Big Eddie was pimping four separate charges in his heartfelt rant. We invite you to ponder the third. Governor Kasich “is the same guy who signed a resolution honoring Martin Luther King on St. Patrick’s Day,” this big dumb block of peckerwood said. Miraculously, Kasich had somehow accomplished this outrage even though “he’s only been in office for 22 days!”

It just can’t get dumber than that.

As we noted yesterday, this charge about Kasich’s King Day proclamation is about as dumb as human life gets. Here’s what happened: At the top of Kasich’s official King Day proclamation, someone listed the date as “March 17” instead of “January 17.” The error was quickly corrected.

Back on January 19, even Steve Benen managed to say that “this was obviously an unfortunate clerical error” (see THE DAILY HOWLER, 1/31/11). But by last weekend, Steve was playing us liberals for fools, pretending that this was an actual racial offense. By last night, Big Eddie was playing us too, as this big block of petrified dumb has done many times in the past.

Question: When you see Big Eddie add that sh*t to his list of charges, do you think he’s really sincere about anything he says on this topic?

Should Kasich have minorities in his cabinet? The Republican Party is heavily white; we can’t say we’re astonished or outraged by the situation as it exists. For the record, Kasich says he offered two cabinet posts to blacks, and was turned down. His interim director of Job and Family Services, a cabinet post, is black.

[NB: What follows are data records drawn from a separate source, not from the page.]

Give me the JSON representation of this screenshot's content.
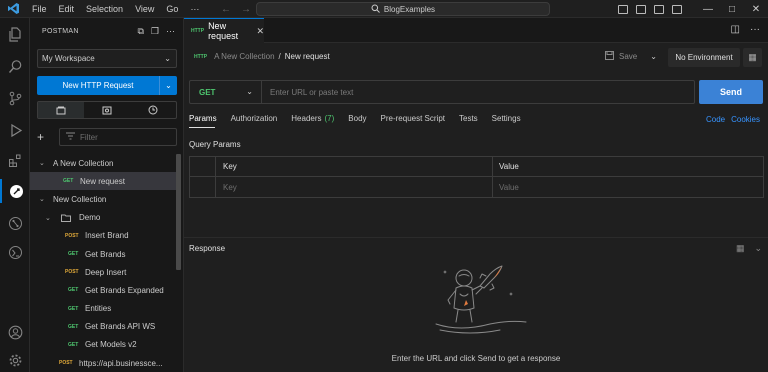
{
  "menu": [
    "File",
    "Edit",
    "Selection",
    "View",
    "Go"
  ],
  "menu_more": "···",
  "search_title": "BlogExamples",
  "sidebar": {
    "title": "POSTMAN",
    "workspace": "My Workspace",
    "new_request": "New HTTP Request",
    "filter_placeholder": "Filter",
    "tree": [
      {
        "type": "collection",
        "label": "A New Collection",
        "level": 0
      },
      {
        "type": "request",
        "method": "GET",
        "label": "New request",
        "level": 1,
        "selected": true
      },
      {
        "type": "collection",
        "label": "New Collection",
        "level": 0
      },
      {
        "type": "folder",
        "label": "Demo",
        "level": 1
      },
      {
        "type": "request",
        "method": "POST",
        "label": "Insert Brand",
        "level": 2
      },
      {
        "type": "request",
        "method": "GET",
        "label": "Get Brands",
        "level": 2
      },
      {
        "type": "request",
        "method": "POST",
        "label": "Deep Insert",
        "level": 2
      },
      {
        "type": "request",
        "method": "GET",
        "label": "Get Brands Expanded",
        "level": 2
      },
      {
        "type": "request",
        "method": "GET",
        "label": "Entities",
        "level": 2
      },
      {
        "type": "request",
        "method": "GET",
        "label": "Get Brands API WS",
        "level": 2
      },
      {
        "type": "request",
        "method": "GET",
        "label": "Get Models v2",
        "level": 2
      },
      {
        "type": "request",
        "method": "POST",
        "label": "https://api.businessce...",
        "level": 1
      }
    ]
  },
  "editor": {
    "tab_label": "New request",
    "tab_icon": "HTTP",
    "breadcrumb_collection": "A New Collection",
    "breadcrumb_sep": "/",
    "breadcrumb_request": "New request",
    "save_label": "Save",
    "environment": "No Environment",
    "method": "GET",
    "url_placeholder": "Enter URL or paste text",
    "send_label": "Send",
    "tabs": {
      "params": "Params",
      "authorization": "Authorization",
      "headers": "Headers",
      "headers_count": "(7)",
      "body": "Body",
      "prerequest": "Pre-request Script",
      "tests": "Tests",
      "settings": "Settings"
    },
    "code_link": "Code",
    "cookies_link": "Cookies",
    "query_params_title": "Query Params",
    "col_key": "Key",
    "col_value": "Value",
    "key_placeholder": "Key",
    "value_placeholder": "Value",
    "response_title": "Response",
    "response_message": "Enter the URL and click Send to get a response"
  },
  "colors": {
    "accent": "#0078d4",
    "send": "#3b82d6",
    "get": "#4ec66f",
    "post": "#e0a939",
    "link": "#3794ff"
  }
}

Last night, Big Eddie’s disturbance centered on a short comment which has been attributed to Kasich. (“I don’t need your people.” See above.) As everyone and his pet rock knows, it’s tricky to build a serious critique around a short reported comment—a comment for which there is no tape or transcript to review. Even Benen mentioned this problem in yesterday’s post, before ignoring his own words of caution. But Big Eddie was playing the fool last night—and he was playing it hard.

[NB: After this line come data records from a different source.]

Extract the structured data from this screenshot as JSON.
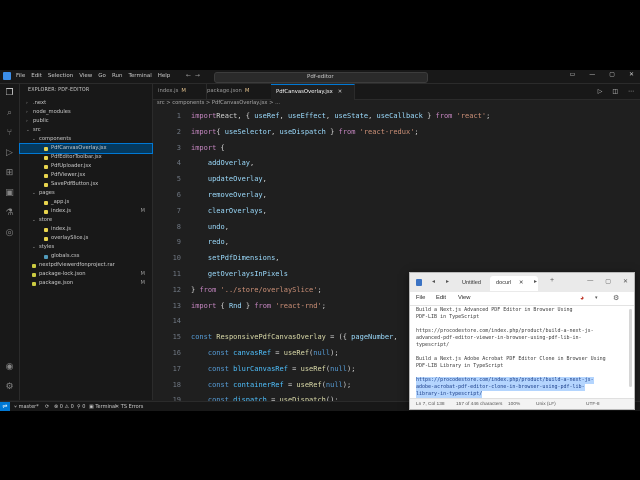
{
  "window": {
    "menu": [
      "File",
      "Edit",
      "Selection",
      "View",
      "Go",
      "Run",
      "Terminal",
      "Help"
    ],
    "search": "Pdf-editor"
  },
  "explorer": {
    "title": "EXPLORER: PDF-EDITOR",
    "items": [
      {
        "label": ".next",
        "depth": 0,
        "type": "folder",
        "open": false
      },
      {
        "label": "node_modules",
        "depth": 0,
        "type": "folder",
        "open": false
      },
      {
        "label": "public",
        "depth": 0,
        "type": "folder",
        "open": false
      },
      {
        "label": "src",
        "depth": 0,
        "type": "folder",
        "open": true
      },
      {
        "label": "components",
        "depth": 1,
        "type": "folder",
        "open": true
      },
      {
        "label": "PdfCanvasOverlay.jsx",
        "depth": 2,
        "type": "file",
        "selected": true
      },
      {
        "label": "PdfEditorToolbar.jsx",
        "depth": 2,
        "type": "file"
      },
      {
        "label": "PdfUploader.jsx",
        "depth": 2,
        "type": "file"
      },
      {
        "label": "PdfViewer.jsx",
        "depth": 2,
        "type": "file"
      },
      {
        "label": "SavePdfButton.jsx",
        "depth": 2,
        "type": "file"
      },
      {
        "label": "pages",
        "depth": 1,
        "type": "folder",
        "open": true
      },
      {
        "label": "_app.js",
        "depth": 2,
        "type": "file"
      },
      {
        "label": "index.js",
        "depth": 2,
        "type": "file",
        "badge": "M"
      },
      {
        "label": "store",
        "depth": 1,
        "type": "folder",
        "open": true
      },
      {
        "label": "index.js",
        "depth": 2,
        "type": "file"
      },
      {
        "label": "overlaySlice.js",
        "depth": 2,
        "type": "file"
      },
      {
        "label": "styles",
        "depth": 1,
        "type": "folder",
        "open": true
      },
      {
        "label": "globals.css",
        "depth": 2,
        "type": "file"
      },
      {
        "label": "nextpdfviewerdfonproject.rar",
        "depth": 0,
        "type": "file"
      },
      {
        "label": "package-lock.json",
        "depth": 0,
        "type": "file",
        "badge": "M"
      },
      {
        "label": "package.json",
        "depth": 0,
        "type": "file",
        "badge": "M"
      }
    ]
  },
  "tabs": [
    {
      "label": "index.js",
      "mod": "M",
      "active": false
    },
    {
      "label": "package.json",
      "mod": "M",
      "active": false
    },
    {
      "label": "PdfCanvasOverlay.jsx",
      "mod": "",
      "active": true
    }
  ],
  "breadcrumb": "src > components > PdfCanvasOverlay.jsx > ...",
  "editor": {
    "lines": [
      {
        "n": "1",
        "t": [
          [
            "kw",
            "import"
          ],
          [
            "",
            "React, { "
          ],
          [
            "var",
            "useRef"
          ],
          [
            "",
            ", "
          ],
          [
            "var",
            "useEffect"
          ],
          [
            "",
            ", "
          ],
          [
            "var",
            "useState"
          ],
          [
            "",
            ", "
          ],
          [
            "var",
            "useCallback"
          ],
          [
            "",
            " } "
          ],
          [
            "kw",
            "from"
          ],
          [
            "",
            ""
          ],
          [
            "str",
            " 'react'"
          ],
          [
            "",
            ";"
          ]
        ]
      },
      {
        "n": "2",
        "t": [
          [
            "kw",
            "import"
          ],
          [
            "",
            "",
            " "
          ],
          [
            "",
            ""
          ],
          [
            "",
            ""
          ],
          [
            "",
            "{ "
          ],
          [
            "var",
            "useSelector"
          ],
          [
            "",
            ", "
          ],
          [
            "var",
            "useDispatch"
          ],
          [
            "",
            " } "
          ],
          [
            "kw",
            "from"
          ],
          [
            "str",
            " 'react-redux'"
          ],
          [
            "",
            ";"
          ]
        ]
      },
      {
        "n": "3",
        "t": [
          [
            "kw",
            "import"
          ],
          [
            "",
            " {"
          ]
        ]
      },
      {
        "n": "4",
        "t": [
          [
            "",
            "    "
          ],
          [
            "var",
            "addOverlay"
          ],
          [
            "",
            ","
          ]
        ]
      },
      {
        "n": "5",
        "t": [
          [
            "",
            "    "
          ],
          [
            "var",
            "updateOverlay"
          ],
          [
            "",
            ","
          ]
        ]
      },
      {
        "n": "6",
        "t": [
          [
            "",
            "    "
          ],
          [
            "var",
            "removeOverlay"
          ],
          [
            "",
            ","
          ]
        ]
      },
      {
        "n": "7",
        "t": [
          [
            "",
            "    "
          ],
          [
            "var",
            "clearOverlays"
          ],
          [
            "",
            ","
          ]
        ]
      },
      {
        "n": "8",
        "t": [
          [
            "",
            "    "
          ],
          [
            "var",
            "undo"
          ],
          [
            "",
            ","
          ]
        ]
      },
      {
        "n": "9",
        "t": [
          [
            "",
            "    "
          ],
          [
            "var",
            "redo"
          ],
          [
            "",
            ","
          ]
        ]
      },
      {
        "n": "10",
        "t": [
          [
            "",
            "    "
          ],
          [
            "var",
            "setPdfDimensions"
          ],
          [
            "",
            ","
          ]
        ]
      },
      {
        "n": "11",
        "t": [
          [
            "",
            "    "
          ],
          [
            "var",
            "getOverlaysInPixels"
          ]
        ]
      },
      {
        "n": "12",
        "t": [
          [
            "",
            "} "
          ],
          [
            "kw",
            "from"
          ],
          [
            "str",
            " '../store/overlaySlice'"
          ],
          [
            "",
            ";"
          ]
        ]
      },
      {
        "n": "13",
        "t": [
          [
            "kw",
            "import"
          ],
          [
            "",
            " { "
          ],
          [
            "var",
            "Rnd"
          ],
          [
            "",
            " } "
          ],
          [
            "kw",
            "from"
          ],
          [
            "str",
            " 'react-rnd'"
          ],
          [
            "",
            ";"
          ]
        ]
      },
      {
        "n": "14",
        "t": []
      },
      {
        "n": "15",
        "t": [
          [
            "k2",
            "const"
          ],
          [
            "",
            " "
          ],
          [
            "fn",
            "ResponsivePdfCanvasOverlay"
          ],
          [
            "",
            " = ({ "
          ],
          [
            "var",
            "pageNumber"
          ],
          [
            "",
            ", "
          ]
        ]
      },
      {
        "n": "16",
        "t": [
          [
            "",
            "    "
          ],
          [
            "k2",
            "const"
          ],
          [
            "",
            " "
          ],
          [
            "cn",
            "canvasRef"
          ],
          [
            "",
            " = "
          ],
          [
            "fn",
            "useRef"
          ],
          [
            "",
            "("
          ],
          [
            "k2",
            "null"
          ],
          [
            "",
            ");"
          ]
        ]
      },
      {
        "n": "17",
        "t": [
          [
            "",
            "    "
          ],
          [
            "k2",
            "const"
          ],
          [
            "",
            " "
          ],
          [
            "cn",
            "blurCanvasRef"
          ],
          [
            "",
            " = "
          ],
          [
            "fn",
            "useRef"
          ],
          [
            "",
            "("
          ],
          [
            "k2",
            "null"
          ],
          [
            "",
            ");"
          ]
        ]
      },
      {
        "n": "18",
        "t": [
          [
            "",
            "    "
          ],
          [
            "k2",
            "const"
          ],
          [
            "",
            " "
          ],
          [
            "cn",
            "containerRef"
          ],
          [
            "",
            " = "
          ],
          [
            "fn",
            "useRef"
          ],
          [
            "",
            "("
          ],
          [
            "k2",
            "null"
          ],
          [
            "",
            ");"
          ]
        ]
      },
      {
        "n": "19",
        "t": [
          [
            "",
            "    "
          ],
          [
            "k2",
            "const"
          ],
          [
            "",
            " "
          ],
          [
            "cn",
            "dispatch"
          ],
          [
            "",
            " = "
          ],
          [
            "fn",
            "useDispatch"
          ],
          [
            "",
            "();"
          ]
        ]
      }
    ]
  },
  "status": {
    "branch": "master*",
    "problems": "0 ⚠ 0",
    "ports": "0",
    "terminal": "Terminal",
    "extra": "TS Errors"
  },
  "notepad": {
    "tabs": [
      "Untitled",
      "docurl"
    ],
    "menu": [
      "File",
      "Edit",
      "View"
    ],
    "lines": [
      {
        "text": "Build a Next.js Advanced PDF Editor in Browser Using",
        "sel": false
      },
      {
        "text": "PDF-LIB in TypeScript",
        "sel": false
      },
      {
        "text": "",
        "sel": false
      },
      {
        "text": "https://procodestore.com/index.php/product/build-a-next-js-",
        "sel": false
      },
      {
        "text": "advanced-pdf-editor-viewer-in-browser-using-pdf-lib-in-",
        "sel": false
      },
      {
        "text": "typescript/",
        "sel": false
      },
      {
        "text": "",
        "sel": false
      },
      {
        "text": "Build a Next.js Adobe Acrobat PDF Editor Clone in Browser Using",
        "sel": false
      },
      {
        "text": "PDF-LIB Library in TypeScript",
        "sel": false
      },
      {
        "text": "",
        "sel": false
      },
      {
        "text": "https://procodestore.com/index.php/product/build-a-next-js-",
        "sel": true
      },
      {
        "text": "adobe-acrobat-pdf-editor-clone-in-browser-using-pdf-lib-",
        "sel": true
      },
      {
        "text": "library-in-typescript/",
        "sel": true
      }
    ],
    "status": {
      "position": "Ln 7, Col 138",
      "chars": "157 of 446 characters",
      "zoom": "100%",
      "eol": "Unix (LF)",
      "encoding": "UTF-8"
    }
  }
}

Should Kasich have a diverse cabinet? How diverse should his cabinet be? (Big Eddie scolded Kasich for rejecting “quotas,” while forgetting to note that one Ohio state legislator has said his cabinet should be 12.1 percent black, just like the state’s population.) However you might answer those questions, answer our question about Ed Schultz: When a big block of dumb plays the St. Patrick’s card, what does it tell us about his sincerity? What does it tell us about the way such people will toy with race, while shoveling big bucks in their pockets?

This conduct fuels a culture war. When needless culture war splits Us from Them, the plutocrats win—every time.

The problem with short reported comments: Jay Silberman served on the DC board of education from 1991 through 1998. This Sunday, he wrote a letter to the Washington Post, complaining about the way a comment by new mayor Vincent Gray has been, in his view, misreported.

Mayor Gray made the comment in question during a public discussion with Silberman. According to Silberman, a Post reporter completely ignored the context in reporting what Gray said, thus distorting his meaning. How could such a thing have occurred? As part of a long discussion, Silberman offered this possibility:

SILBERMAN (1/30/11): That context was not provided. Instead, readers were told that the mayor's comment constituted a "clash with a core tenet of [Michelle] Rhee and her successor, Interim Chancellor Kaya Henderson: that excellent teachers can help children thrive academically, regardless of the students' economic or social backgrounds." But the mayor said nothing to even suggest that he did not advocate excellence in teaching, and I find it hard to comprehend how such an inference could have been drawn—unless someone wanted mainly to fan flames or provoke controversy.

Silberman suggested that Gray’s comment was being used “mainly to fan flames or provoke controversy.” Of course, this sort of thing occurs quite often when people spin short, reported comments—comments for which there is no tape or transcript to check.

For ourselves, it’s hard to judge what Mayor Gray said. There is no tape or transcript!

Hacks can play such comments however they please. After playing the fool on St. Patrick’s Day, did Big Eddie do that last night?